The criticism is that it isn’t fast-paced enough. It’s too detailed for those not well-versed in US Civil War and political history – not enough happens. But such criticism is well wide of the mark. The fact is that for the thinking movie-goer, Lincoln is simply unmissable.

If we want action-packed, easy-to-understand film pap then there’s no shortage of it on offer. But those of us who yearn for a little more historical accuracy in our movies whilst simultaneously being thoroughly entertained by one of the greatest actors of his generation in the shape of the superb student of the “method”, Daniel Day Lewis, will surely not be disappointed by this historical epic.

Few films put you in the moment in the way that Lincoln achieves. Take, for example, the short scene in which Lincoln is conversing with a Union soldier about an incident involving a 16-year-old boy sentenced to hang for making his horse lame to avoid going into battle.

Lincoln demands of the disciplining soldier if the general would complain if he were to pardon the young man in question.

The soldier observes that the general already thinks that Lincoln pardons too many men to which the President replies: “War is nearly done; what use another corpse?” He remarks that if he was to hang every 16-year-old for cruelty to a horse or for being afraid, there’d be no 16-year-old boys left.

It is in such moments that Daniel Day-Lewis’ Lincoln brings to life the real Lincoln; a man who was legendary for his off-the-cuff witticisms and funny stories – which managed to drive home his points in a way that didn’t cause offence and carried the tide of popular opinion with him at a crucial point in world history.

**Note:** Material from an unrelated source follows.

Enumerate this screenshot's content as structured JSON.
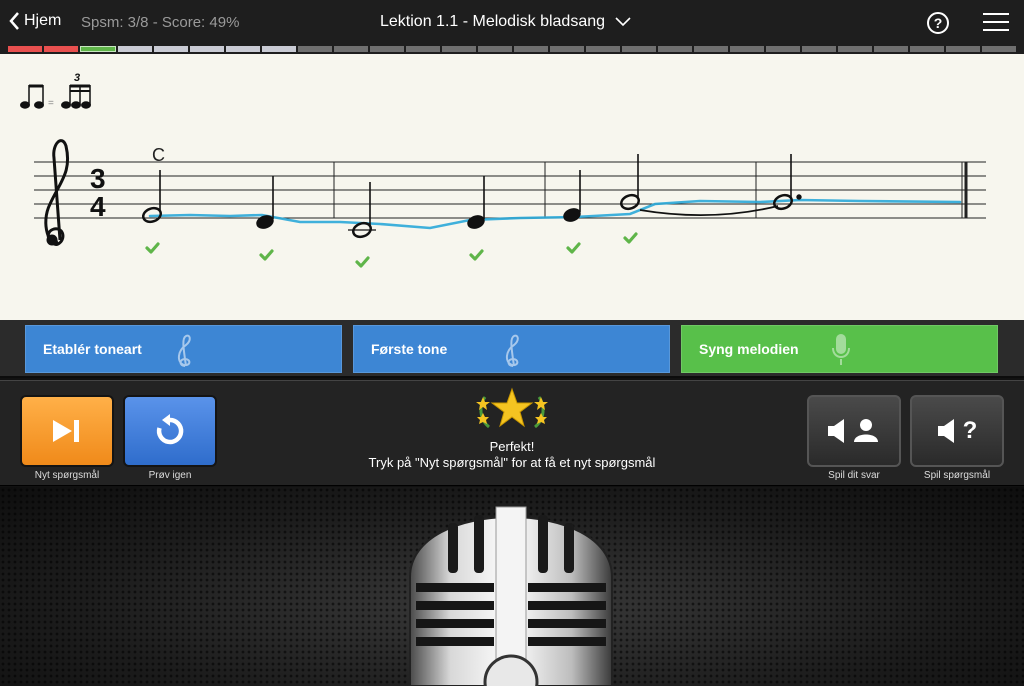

And this movie puts you right in that moment in time. One not to be missed.